Aaaaaand, I’m done. I gave it 14 issues, but dammit, I need more than pretty pictures in my comics. Sure the art’s gorgeous, and the coloring’s very nice, but there’s a good 6 characters with speaking roles in here, and I had trouble remembering who half of them were, and I’m usually very good at that. Plus, Gorilla Grodd is so boring; he’s only ever got the one story nowadays in the last 10 years of DC. He shows up, kills a bunch of people (because it ain’t a good comic if people aren’t dying), and then gets punched in the face for a bit. You can do better with a psychic talking gorilla. Anyway, I wish Manapul and Buccellato luck. I’m sure they’ll become great writers someday, but they aren’t today, and I need to make some cuts.
SPACE JAM OF THE WEEK
Multiple Warheads: Alphabet to Infinity #2 written and drawn and colored by Brandon Graham:
“It’s cold, but a turnip the heat keeps my hands warm.”

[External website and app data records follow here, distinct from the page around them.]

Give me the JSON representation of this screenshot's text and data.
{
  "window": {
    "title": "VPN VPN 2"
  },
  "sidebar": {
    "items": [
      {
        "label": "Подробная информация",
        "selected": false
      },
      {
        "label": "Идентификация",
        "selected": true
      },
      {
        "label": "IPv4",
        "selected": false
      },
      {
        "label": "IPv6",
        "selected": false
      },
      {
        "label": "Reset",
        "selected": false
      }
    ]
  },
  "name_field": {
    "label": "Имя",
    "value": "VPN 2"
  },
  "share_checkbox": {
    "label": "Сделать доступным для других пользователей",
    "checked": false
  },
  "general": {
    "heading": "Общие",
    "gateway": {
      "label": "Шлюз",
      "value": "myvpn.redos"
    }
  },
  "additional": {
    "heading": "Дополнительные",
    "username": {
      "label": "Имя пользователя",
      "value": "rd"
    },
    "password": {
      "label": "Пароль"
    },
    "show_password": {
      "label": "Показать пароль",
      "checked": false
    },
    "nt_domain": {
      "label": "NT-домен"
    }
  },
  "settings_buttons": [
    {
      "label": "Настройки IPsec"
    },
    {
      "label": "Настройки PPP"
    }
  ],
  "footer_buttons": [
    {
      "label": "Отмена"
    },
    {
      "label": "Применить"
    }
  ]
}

Darryl Ayo was talking the other day about how not enough people were talking about this comic, which is fair. It’s tough to write about, and negative reviews of shit comics are always easier to make than actually explaining why something works, but I’ll give it a shot. For starters, Graham’s got an instantly recognizable style; once you’ve seen a single panel of his, you have no trouble picking him out somewhere else. Still, that’s not good enough in and of itself, Greg Land’s got a recognizable style too. Graham excels because he’s got such control over the little details of the page, from tiny puns in the background, to the vast white snowy mountains, you feel immediately immersed in his work. The colors are soft but clear, they emphasize the difference in locations without the need for a caption box. Brandon Graham is a masterpiece in motion, and if you’re friends with someone who doesn’t want to read this, you need to associate with a better class of chumps.
Nowhere Men #1 written by Eric Stephenson, drawn by Nate Bellegarde, colored by Jordie Bellaire:
“Right, and the Beatles were just a good cover band.”
I bought this for 2 reasons: Nate Bellegarde art, and Nate Bellegarde art. I’ve talked about him before, but every promo picture I’ve seen is eye-popping in how much improvement he’s showing. This looks wild entertaining, even if Stephenson ends up dropping the ball. Plus, Bellaire is a colorist I’ve really been noticing lately, mostly from the Manhattan Projects. She’s got a very distinctive palette, and considering I’m at least half colorblind, it’s rare of me to notice specific colorists. Anyway, let’s get this series over with so we can get some more Hector Plasm!
Prophet #31 written by Brandon Graham, drawn by Giannis Milonogiannis, colored by Joseph Bergin III:
“The bomb explodes (silent) in the vacuum.”
This comic continues to be far better than the general comics audience that’s ignoring it deserves. Good world building from Graham, brilliant art from Milonogiannis and Bergin III, this really needs to go on forever.
Thor: God of Thunder #2 written by Jason Aaron, drawn by Esad Ribic, colored by Ive Svorcina:
“I will simply follow the trail of dead gods.”
Uncanny Avengers #2 written by Rick Remender, drawn by John Cassaday, colored by Laura Martin:
“Get wet. Thank Remy LeBeau and all those kinky bondage drinking games.”
You know, for the new flagship title of the Marvel Universe, there’s really no editors even trying to make this not a mature comic, huh? I mean granted, Marvel and DC both aren’t to be trusted around children, but there’s a whole lotta sex references in this one comic (which isn’t bad, per se, only odd because it’s the first new Avengers comic in Marvel NOW following a massive mostly kid-friendly movie). I’m digging the references Remender is playing with, but there’s not enough here to really get on board quite yet, especially when Cassaday is putting in some occasionally rough panel-work. Ah well. Maybe Remender will even add some characters (literally any) that I care about to replace the Scarlet Witch and Cyclops’ somehow even more boring brother.
Witch Doctor: Mal Practice #1 written by Brandon Seifert, drawn by Lukas Ketner, colored by Andy Troy:
“Who the hell happened to me last night?”